Nothing in the records may be changed; reproduce all of them.

───── Dataset records

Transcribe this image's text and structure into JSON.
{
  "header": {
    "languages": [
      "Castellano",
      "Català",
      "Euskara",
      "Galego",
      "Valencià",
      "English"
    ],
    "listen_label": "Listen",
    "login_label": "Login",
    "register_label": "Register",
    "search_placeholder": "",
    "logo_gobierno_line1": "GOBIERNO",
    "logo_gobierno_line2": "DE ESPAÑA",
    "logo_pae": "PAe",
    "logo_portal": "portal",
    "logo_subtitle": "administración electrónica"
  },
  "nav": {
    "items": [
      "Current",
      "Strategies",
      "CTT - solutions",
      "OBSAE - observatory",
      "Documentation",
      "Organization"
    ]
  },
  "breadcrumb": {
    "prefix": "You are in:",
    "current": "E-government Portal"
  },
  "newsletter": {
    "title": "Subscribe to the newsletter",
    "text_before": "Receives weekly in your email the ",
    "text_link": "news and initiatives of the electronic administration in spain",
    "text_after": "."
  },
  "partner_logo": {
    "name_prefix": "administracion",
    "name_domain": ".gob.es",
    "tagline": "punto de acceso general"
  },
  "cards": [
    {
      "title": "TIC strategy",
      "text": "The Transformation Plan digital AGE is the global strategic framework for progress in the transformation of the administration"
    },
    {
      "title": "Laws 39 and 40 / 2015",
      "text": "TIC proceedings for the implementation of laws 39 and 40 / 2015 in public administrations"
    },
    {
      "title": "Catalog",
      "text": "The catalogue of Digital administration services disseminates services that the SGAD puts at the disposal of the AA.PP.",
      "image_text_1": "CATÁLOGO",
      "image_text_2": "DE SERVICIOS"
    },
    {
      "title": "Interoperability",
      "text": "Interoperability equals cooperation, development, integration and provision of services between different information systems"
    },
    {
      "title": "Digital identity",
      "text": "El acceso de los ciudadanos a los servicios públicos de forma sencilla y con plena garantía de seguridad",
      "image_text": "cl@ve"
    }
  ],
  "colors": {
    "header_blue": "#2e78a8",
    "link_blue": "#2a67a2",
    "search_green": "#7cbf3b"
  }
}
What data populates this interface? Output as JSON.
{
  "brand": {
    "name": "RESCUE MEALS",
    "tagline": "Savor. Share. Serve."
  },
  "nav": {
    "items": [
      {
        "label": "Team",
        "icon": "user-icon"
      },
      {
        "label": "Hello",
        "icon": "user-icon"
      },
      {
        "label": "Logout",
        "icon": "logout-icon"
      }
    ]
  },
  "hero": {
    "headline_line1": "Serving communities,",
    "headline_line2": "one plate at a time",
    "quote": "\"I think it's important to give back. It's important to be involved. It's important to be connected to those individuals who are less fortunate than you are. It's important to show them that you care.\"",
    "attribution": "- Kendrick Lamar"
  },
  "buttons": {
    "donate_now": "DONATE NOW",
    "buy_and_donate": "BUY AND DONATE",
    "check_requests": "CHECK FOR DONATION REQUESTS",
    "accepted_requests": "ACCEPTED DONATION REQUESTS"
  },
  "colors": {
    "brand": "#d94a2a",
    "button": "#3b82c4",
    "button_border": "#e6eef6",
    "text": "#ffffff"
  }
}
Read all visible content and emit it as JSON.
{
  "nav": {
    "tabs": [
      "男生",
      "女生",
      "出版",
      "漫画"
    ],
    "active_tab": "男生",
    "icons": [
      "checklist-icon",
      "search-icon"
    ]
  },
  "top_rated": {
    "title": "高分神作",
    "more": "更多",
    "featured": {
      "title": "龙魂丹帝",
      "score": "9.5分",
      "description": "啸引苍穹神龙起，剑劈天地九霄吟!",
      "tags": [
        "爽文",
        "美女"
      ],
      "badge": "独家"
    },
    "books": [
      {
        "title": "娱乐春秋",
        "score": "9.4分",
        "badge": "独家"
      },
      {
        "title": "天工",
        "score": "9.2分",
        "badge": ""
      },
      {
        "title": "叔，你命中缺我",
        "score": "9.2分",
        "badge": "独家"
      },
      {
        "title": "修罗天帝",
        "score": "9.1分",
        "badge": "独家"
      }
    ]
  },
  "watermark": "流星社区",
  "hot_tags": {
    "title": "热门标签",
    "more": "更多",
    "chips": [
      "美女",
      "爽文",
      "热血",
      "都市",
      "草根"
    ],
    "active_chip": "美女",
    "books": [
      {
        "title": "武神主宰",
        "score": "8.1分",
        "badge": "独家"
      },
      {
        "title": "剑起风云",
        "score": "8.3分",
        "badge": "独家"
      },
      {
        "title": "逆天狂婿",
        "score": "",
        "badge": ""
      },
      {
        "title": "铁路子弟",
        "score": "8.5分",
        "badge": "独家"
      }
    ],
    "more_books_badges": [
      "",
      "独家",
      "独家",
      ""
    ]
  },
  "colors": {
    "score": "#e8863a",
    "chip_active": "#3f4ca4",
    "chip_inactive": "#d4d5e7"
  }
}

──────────

Answer to this problem ->
Transcribe this image's text and structure into JSON.
{
  "header": {
    "languages": [
      "Castellano",
      "Català",
      "Euskara",
      "Galego",
      "Valencià",
      "English"
    ],
    "listen_label": "Listen",
    "login_label": "Login",
    "register_label": "Register",
    "search_placeholder": "",
    "logo_gobierno_line1": "GOBIERNO",
    "logo_gobierno_line2": "DE ESPAÑA",
    "logo_pae": "PAe",
    "logo_portal": "portal",
    "logo_subtitle": "administración electrónica"
  },
  "nav": {
    "items": [
      "Current",
      "Strategies",
      "CTT - solutions",
      "OBSAE - observatory",
      "Documentation",
      "Organization"
    ]
  },
  "breadcrumb": {
    "prefix": "You are in:",
    "current": "E-government Portal"
  },
  "newsletter": {
    "title": "Subscribe to the newsletter",
    "text_before": "Receives weekly in your email the ",
    "text_link": "news and initiatives of the electronic administration in spain",
    "text_after": "."
  },
  "partner_logo": {
    "name_prefix": "administracion",
    "name_domain": ".gob.es",
    "tagline": "punto de acceso general"
  },
  "cards": [
    {
      "title": "TIC strategy",
      "text": "The Transformation Plan digital AGE is the global strategic framework for progress in the transformation of the administration"
    },
    {
      "title": "Laws 39 and 40 / 2015",
      "text": "TIC proceedings for the implementation of laws 39 and 40 / 2015 in public administrations"
    },
    {
      "title": "Catalog",
      "text": "The catalogue of Digital administration services disseminates services that the SGAD puts at the disposal of the AA.PP.",
      "image_text_1": "CATÁLOGO",
      "image_text_2": "DE SERVICIOS"
    },
    {
      "title": "Interoperability",
      "text": "Interoperability equals cooperation, development, integration and provision of services between different information systems"
    },
    {
      "title": "Digital identity",
      "text": "El acceso de los ciudadanos a los servicios públicos de forma sencilla y con plena garantía de seguridad",
      "image_text": "cl@ve"
    }
  ],
  "colors": {
    "header_blue": "#2e78a8",
    "link_blue": "#2a67a2",
    "search_green": "#7cbf3b"
  }
}
What data populates this interface? Output as JSON.
{
  "brand": {
    "name": "RESCUE MEALS",
    "tagline": "Savor. Share. Serve."
  },
  "nav": {
    "items": [
      {
        "label": "Team",
        "icon": "user-icon"
      },
      {
        "label": "Hello",
        "icon": "user-icon"
      },
      {
        "label": "Logout",
        "icon": "logout-icon"
      }
    ]
  },
  "hero": {
    "headline_line1": "Serving communities,",
    "headline_line2": "one plate at a time",
    "quote": "\"I think it's important to give back. It's important to be involved. It's important to be connected to those individuals who are less fortunate than you are. It's important to show them that you care.\"",
    "attribution": "- Kendrick Lamar"
  },
  "buttons": {
    "donate_now": "DONATE NOW",
    "buy_and_donate": "BUY AND DONATE",
    "check_requests": "CHECK FOR DONATION REQUESTS",
    "accepted_requests": "ACCEPTED DONATION REQUESTS"
  },
  "colors": {
    "brand": "#d94a2a",
    "button": "#3b82c4",
    "button_border": "#e6eef6",
    "text": "#ffffff"
  }
}
Read all visible content and emit it as JSON.
{
  "nav": {
    "tabs": [
      "男生",
      "女生",
      "出版",
      "漫画"
    ],
    "active_tab": "男生",
    "icons": [
      "checklist-icon",
      "search-icon"
    ]
  },
  "top_rated": {
    "title": "高分神作",
    "more": "更多",
    "featured": {
      "title": "龙魂丹帝",
      "score": "9.5分",
      "description": "啸引苍穹神龙起，剑劈天地九霄吟!",
      "tags": [
        "爽文",
        "美女"
      ],
      "badge": "独家"
    },
    "books": [
      {
        "title": "娱乐春秋",
        "score": "9.4分",
        "badge": "独家"
      },
      {
        "title": "天工",
        "score": "9.2分",
        "badge": ""
      },
      {
        "title": "叔，你命中缺我",
        "score": "9.2分",
        "badge": "独家"
      },
      {
        "title": "修罗天帝",
        "score": "9.1分",
        "badge": "独家"
      }
    ]
  },
  "watermark": "流星社区",
  "hot_tags": {
    "title": "热门标签",
    "more": "更多",
    "chips": [
      "美女",
      "爽文",
      "热血",
      "都市",
      "草根"
    ],
    "active_chip": "美女",
    "books": [
      {
        "title": "武神主宰",
        "score": "8.1分",
        "badge": "独家"
      },
      {
        "title": "剑起风云",
        "score": "8.3分",
        "badge": "独家"
      },
      {
        "title": "逆天狂婿",
        "score": "",
        "badge": ""
      },
      {
        "title": "铁路子弟",
        "score": "8.5分",
        "badge": "独家"
      }
    ],
    "more_books_badges": [
      "",
      "独家",
      "独家",
      ""
    ]
  },
  "colors": {
    "score": "#e8863a",
    "chip_active": "#3f4ca4",
    "chip_inactive": "#d4d5e7"
  }
}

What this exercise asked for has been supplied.